Planning for Mount Holyoke's Future
BY EMILY HARRISON WEIR
RIGHT: Joanne Creighton holds the key to the original Mount Holyoke Seminary building, and wears a newly minted presidential medallion.
A recording of President Creighton's inaugural address can be heard using RealAudio.
PRESIDENT CREIGHTON the same eager question during her first months on campus:
"What are your plans for Mount Holyoke?" Though Creighton insists that she
has no pre-fab agenda, she is ready with answers.
First on her list is getting to know the College well: "I have been reading you, oh Mount Holyoke, in document, memo, newspaper, catalog, report, and email, but now I want to know you in the flesh," she told the convocation crowd in January.

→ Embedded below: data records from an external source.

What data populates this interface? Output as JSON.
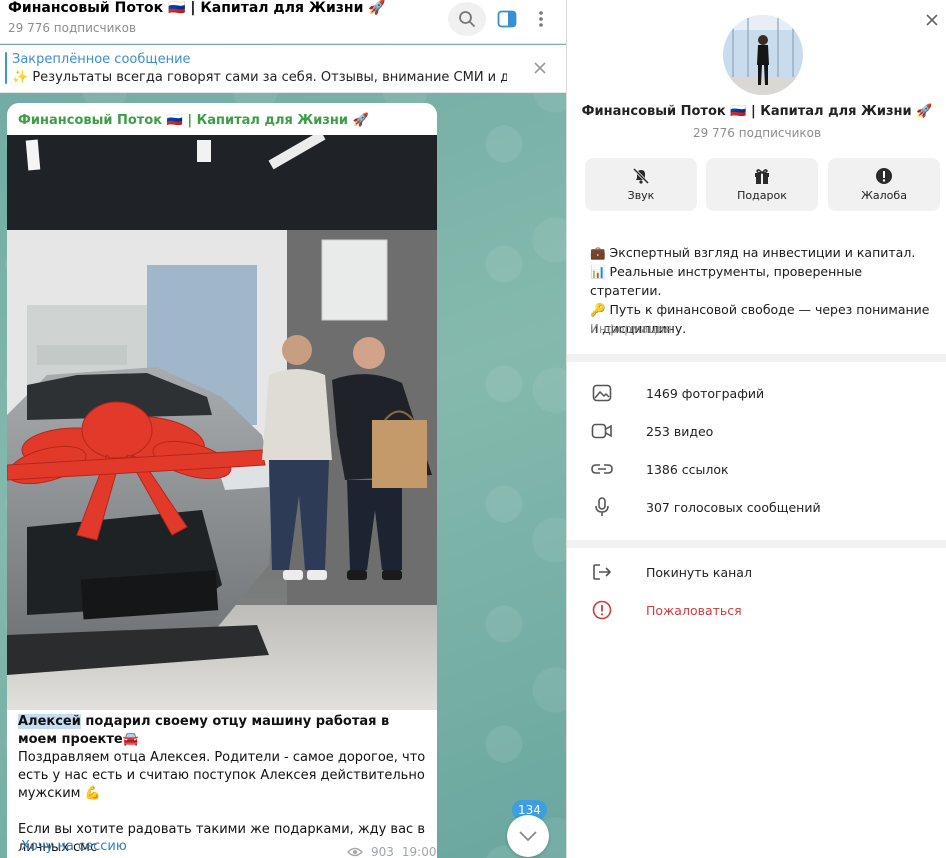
{
  "chat": {
    "title": "Финансовый Поток 🇷🇺 | Капитал для Жизни 🚀",
    "subscribers": "29 776 подписчиков",
    "pinned_title": "Закреплённое сообщение",
    "pinned_text": "✨ Результаты всегда говорят сами за себя. Отзывы, внимание СМИ и довер...",
    "message": {
      "author": "Финансовый Поток 🇷🇺 | Капитал для Жизни 🚀",
      "caption_highlight": "Алексей",
      "caption_bold_rest": " подарил своему отцу машину работая в моем проекте🚘",
      "caption_p2": "Поздравляем отца Алексея. Родители - самое дорогое, что есть у нас есть и считаю поступок Алексея действительно мужским 💪",
      "caption_p3": "Если вы хотите радовать такими же подарками, жду вас в личных смс",
      "link": "Хочу на сессию",
      "views": "903",
      "time": "19:00"
    },
    "unread_count": "134"
  },
  "info": {
    "name": "Финансовый Поток 🇷🇺 | Капитал для Жизни 🚀",
    "subscribers": "29 776 подписчиков",
    "actions": [
      {
        "label": "Звук",
        "icon": "bell-off-icon"
      },
      {
        "label": "Подарок",
        "icon": "gift-icon"
      },
      {
        "label": "Жалоба",
        "icon": "warning-icon"
      }
    ],
    "about_lines": [
      "💼 Экспертный взгляд на инвестиции и капитал.",
      "📊 Реальные инструменты, проверенные стратегии.",
      "🔑 Путь к финансовой свободе — через понимание и дисциплину."
    ],
    "about_label": "Информация",
    "media": [
      {
        "label": "1469 фотографий",
        "icon": "photo-icon"
      },
      {
        "label": "253 видео",
        "icon": "video-icon"
      },
      {
        "label": "1386 ссылок",
        "icon": "link-icon"
      },
      {
        "label": "307 голосовых сообщений",
        "icon": "microphone-icon"
      }
    ],
    "leave": "Покинуть канал",
    "report": "Пожаловаться"
  },
  "colors": {
    "accent": "#3a8fd0",
    "author_green": "#3d9e47",
    "danger": "#d33a3a",
    "chat_bg": "#78b1a6"
  }
}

"I want to get out and about, to see you in your natural habitat, to let strength and the character and concerns of the College rise up out of the place, out of conversations with all of you." Since then, Creighton has been listening as well as talking, and tackling inevitable differences of opinion by respectfully hearing all sides and working toward consensus.
Massive information-gathering is key to Creighton's overarching first-year goal: to lead the College in developing "a clearly articulated sense of the central mission, purposes, goals, and aspirations of Mount Holyoke now and for the immediate future." Toward this end, Creighton launched a major planning initiative in her second month on the job. "We need a set of goals and priorities that will guide us over the next several years, and a set of actions designed to implement them," she explained. "It will give shape and substance to our collective aspiration to make Mount Holyoke and a Mount Holyoke education all it can be."
The president chairs an Educational Priorities Committee (EPC) that is consulting broadly with campus groups and individuals about the College's academic mission, goals, and priorities. In March, five professors were named to the EPC, which is expected to conclude its work with a draft report by fall.
Stage two of the planning process will have a broader scope and "develop a plan of institutional goals and intentions for the next five years, designed to implement the mission and priorities," according to Creighton. This stage will be the responsibility of a College Planning Task Force to be composed of EPC faculty and senior administrators. The goals are to have a draft plan finished by February 1997, and to have the completed document approved by College trustees by May 1997.
In just over a year's time, the comprehensive planning process Creighton began should provide the College community with a vision of where Mount Holyoke can and should go as it enters the twenty-first century.